===== Records to process

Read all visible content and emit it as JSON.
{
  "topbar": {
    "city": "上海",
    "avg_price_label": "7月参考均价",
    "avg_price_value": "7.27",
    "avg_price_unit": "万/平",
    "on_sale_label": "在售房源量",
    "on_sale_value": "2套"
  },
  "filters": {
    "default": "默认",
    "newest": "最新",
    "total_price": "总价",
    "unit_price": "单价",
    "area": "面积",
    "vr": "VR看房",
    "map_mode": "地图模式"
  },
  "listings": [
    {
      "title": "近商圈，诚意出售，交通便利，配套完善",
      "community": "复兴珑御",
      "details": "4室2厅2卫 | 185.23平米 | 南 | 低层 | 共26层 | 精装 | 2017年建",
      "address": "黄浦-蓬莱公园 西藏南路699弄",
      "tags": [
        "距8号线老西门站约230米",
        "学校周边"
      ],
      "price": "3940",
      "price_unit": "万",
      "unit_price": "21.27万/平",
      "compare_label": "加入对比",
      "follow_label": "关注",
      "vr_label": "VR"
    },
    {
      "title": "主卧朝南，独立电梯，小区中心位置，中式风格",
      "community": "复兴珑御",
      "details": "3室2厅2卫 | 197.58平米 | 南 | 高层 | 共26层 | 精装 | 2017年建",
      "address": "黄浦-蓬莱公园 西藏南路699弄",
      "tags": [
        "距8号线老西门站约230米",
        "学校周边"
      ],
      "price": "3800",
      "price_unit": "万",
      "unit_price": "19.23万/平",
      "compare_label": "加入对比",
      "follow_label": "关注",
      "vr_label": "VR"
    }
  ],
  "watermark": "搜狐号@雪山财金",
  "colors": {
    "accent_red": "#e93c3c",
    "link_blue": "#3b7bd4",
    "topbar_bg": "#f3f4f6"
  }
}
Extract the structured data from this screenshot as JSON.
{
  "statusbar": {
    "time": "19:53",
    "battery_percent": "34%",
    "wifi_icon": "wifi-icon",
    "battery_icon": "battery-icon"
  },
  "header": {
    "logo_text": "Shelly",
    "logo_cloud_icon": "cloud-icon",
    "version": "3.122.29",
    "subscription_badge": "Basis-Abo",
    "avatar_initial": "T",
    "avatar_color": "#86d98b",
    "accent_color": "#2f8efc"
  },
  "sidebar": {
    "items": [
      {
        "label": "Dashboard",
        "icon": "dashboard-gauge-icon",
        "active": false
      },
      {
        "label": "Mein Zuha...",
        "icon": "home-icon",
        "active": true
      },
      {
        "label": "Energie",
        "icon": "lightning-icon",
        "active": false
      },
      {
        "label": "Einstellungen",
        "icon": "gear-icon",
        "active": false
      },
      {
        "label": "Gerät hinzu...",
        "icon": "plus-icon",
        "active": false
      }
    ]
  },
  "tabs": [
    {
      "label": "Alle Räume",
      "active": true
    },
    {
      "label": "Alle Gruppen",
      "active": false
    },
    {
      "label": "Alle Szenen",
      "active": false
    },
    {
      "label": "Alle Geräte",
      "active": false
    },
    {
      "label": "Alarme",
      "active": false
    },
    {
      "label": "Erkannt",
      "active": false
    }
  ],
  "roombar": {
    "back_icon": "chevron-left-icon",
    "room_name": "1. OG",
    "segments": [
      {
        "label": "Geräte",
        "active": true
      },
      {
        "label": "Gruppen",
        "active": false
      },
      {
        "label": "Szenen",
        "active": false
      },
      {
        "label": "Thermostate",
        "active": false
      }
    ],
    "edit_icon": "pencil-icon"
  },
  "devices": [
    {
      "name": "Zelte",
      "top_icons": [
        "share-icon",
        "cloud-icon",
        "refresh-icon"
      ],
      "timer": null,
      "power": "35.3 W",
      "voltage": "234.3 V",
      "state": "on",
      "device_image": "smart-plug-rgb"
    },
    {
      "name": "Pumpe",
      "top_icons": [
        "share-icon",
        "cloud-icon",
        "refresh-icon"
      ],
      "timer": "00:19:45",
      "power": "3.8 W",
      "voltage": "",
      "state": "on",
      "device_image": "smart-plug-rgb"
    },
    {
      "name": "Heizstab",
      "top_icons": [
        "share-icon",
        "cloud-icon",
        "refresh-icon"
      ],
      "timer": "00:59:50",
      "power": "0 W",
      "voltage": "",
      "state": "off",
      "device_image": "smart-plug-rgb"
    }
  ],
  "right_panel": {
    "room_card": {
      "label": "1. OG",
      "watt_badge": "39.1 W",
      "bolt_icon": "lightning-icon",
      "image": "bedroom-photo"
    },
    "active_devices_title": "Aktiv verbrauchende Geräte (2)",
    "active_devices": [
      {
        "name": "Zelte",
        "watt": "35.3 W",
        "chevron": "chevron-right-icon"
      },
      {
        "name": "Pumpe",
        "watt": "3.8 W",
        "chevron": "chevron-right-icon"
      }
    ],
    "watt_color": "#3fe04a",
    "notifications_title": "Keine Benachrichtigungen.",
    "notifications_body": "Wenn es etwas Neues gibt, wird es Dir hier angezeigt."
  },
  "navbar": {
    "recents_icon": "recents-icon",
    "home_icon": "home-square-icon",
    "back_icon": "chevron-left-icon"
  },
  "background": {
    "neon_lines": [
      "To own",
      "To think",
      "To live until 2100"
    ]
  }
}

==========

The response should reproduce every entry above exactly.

Read all visible content and emit it as JSON.
{
  "topbar": {
    "city": "上海",
    "avg_price_label": "7月参考均价",
    "avg_price_value": "7.27",
    "avg_price_unit": "万/平",
    "on_sale_label": "在售房源量",
    "on_sale_value": "2套"
  },
  "filters": {
    "default": "默认",
    "newest": "最新",
    "total_price": "总价",
    "unit_price": "单价",
    "area": "面积",
    "vr": "VR看房",
    "map_mode": "地图模式"
  },
  "listings": [
    {
      "title": "近商圈，诚意出售，交通便利，配套完善",
      "community": "复兴珑御",
      "details": "4室2厅2卫 | 185.23平米 | 南 | 低层 | 共26层 | 精装 | 2017年建",
      "address": "黄浦-蓬莱公园 西藏南路699弄",
      "tags": [
        "距8号线老西门站约230米",
        "学校周边"
      ],
      "price": "3940",
      "price_unit": "万",
      "unit_price": "21.27万/平",
      "compare_label": "加入对比",
      "follow_label": "关注",
      "vr_label": "VR"
    },
    {
      "title": "主卧朝南，独立电梯，小区中心位置，中式风格",
      "community": "复兴珑御",
      "details": "3室2厅2卫 | 197.58平米 | 南 | 高层 | 共26层 | 精装 | 2017年建",
      "address": "黄浦-蓬莱公园 西藏南路699弄",
      "tags": [
        "距8号线老西门站约230米",
        "学校周边"
      ],
      "price": "3800",
      "price_unit": "万",
      "unit_price": "19.23万/平",
      "compare_label": "加入对比",
      "follow_label": "关注",
      "vr_label": "VR"
    }
  ],
  "watermark": "搜狐号@雪山财金",
  "colors": {
    "accent_red": "#e93c3c",
    "link_blue": "#3b7bd4",
    "topbar_bg": "#f3f4f6"
  }
}
Extract the structured data from this screenshot as JSON.
{
  "statusbar": {
    "time": "19:53",
    "battery_percent": "34%",
    "wifi_icon": "wifi-icon",
    "battery_icon": "battery-icon"
  },
  "header": {
    "logo_text": "Shelly",
    "logo_cloud_icon": "cloud-icon",
    "version": "3.122.29",
    "subscription_badge": "Basis-Abo",
    "avatar_initial": "T",
    "avatar_color": "#86d98b",
    "accent_color": "#2f8efc"
  },
  "sidebar": {
    "items": [
      {
        "label": "Dashboard",
        "icon": "dashboard-gauge-icon",
        "active": false
      },
      {
        "label": "Mein Zuha...",
        "icon": "home-icon",
        "active": true
      },
      {
        "label": "Energie",
        "icon": "lightning-icon",
        "active": false
      },
      {
        "label": "Einstellungen",
        "icon": "gear-icon",
        "active": false
      },
      {
        "label": "Gerät hinzu...",
        "icon": "plus-icon",
        "active": false
      }
    ]
  },
  "tabs": [
    {
      "label": "Alle Räume",
      "active": true
    },
    {
      "label": "Alle Gruppen",
      "active": false
    },
    {
      "label": "Alle Szenen",
      "active": false
    },
    {
      "label": "Alle Geräte",
      "active": false
    },
    {
      "label": "Alarme",
      "active": false
    },
    {
      "label": "Erkannt",
      "active": false
    }
  ],
  "roombar": {
    "back_icon": "chevron-left-icon",
    "room_name": "1. OG",
    "segments": [
      {
        "label": "Geräte",
        "active": true
      },
      {
        "label": "Gruppen",
        "active": false
      },
      {
        "label": "Szenen",
        "active": false
      },
      {
        "label": "Thermostate",
        "active": false
      }
    ],
    "edit_icon": "pencil-icon"
  },
  "devices": [
    {
      "name": "Zelte",
      "top_icons": [
        "share-icon",
        "cloud-icon",
        "refresh-icon"
      ],
      "timer": null,
      "power": "35.3 W",
      "voltage": "234.3 V",
      "state": "on",
      "device_image": "smart-plug-rgb"
    },
    {
      "name": "Pumpe",
      "top_icons": [
        "share-icon",
        "cloud-icon",
        "refresh-icon"
      ],
      "timer": "00:19:45",
      "power": "3.8 W",
      "voltage": "",
      "state": "on",
      "device_image": "smart-plug-rgb"
    },
    {
      "name": "Heizstab",
      "top_icons": [
        "share-icon",
        "cloud-icon",
        "refresh-icon"
      ],
      "timer": "00:59:50",
      "power": "0 W",
      "voltage": "",
      "state": "off",
      "device_image": "smart-plug-rgb"
    }
  ],
  "right_panel": {
    "room_card": {
      "label": "1. OG",
      "watt_badge": "39.1 W",
      "bolt_icon": "lightning-icon",
      "image": "bedroom-photo"
    },
    "active_devices_title": "Aktiv verbrauchende Geräte (2)",
    "active_devices": [
      {
        "name": "Zelte",
        "watt": "35.3 W",
        "chevron": "chevron-right-icon"
      },
      {
        "name": "Pumpe",
        "watt": "3.8 W",
        "chevron": "chevron-right-icon"
      }
    ],
    "watt_color": "#3fe04a",
    "notifications_title": "Keine Benachrichtigungen.",
    "notifications_body": "Wenn es etwas Neues gibt, wird es Dir hier angezeigt."
  },
  "navbar": {
    "recents_icon": "recents-icon",
    "home_icon": "home-square-icon",
    "back_icon": "chevron-left-icon"
  },
  "background": {
    "neon_lines": [
      "To own",
      "To think",
      "To live until 2100"
    ]
  }
}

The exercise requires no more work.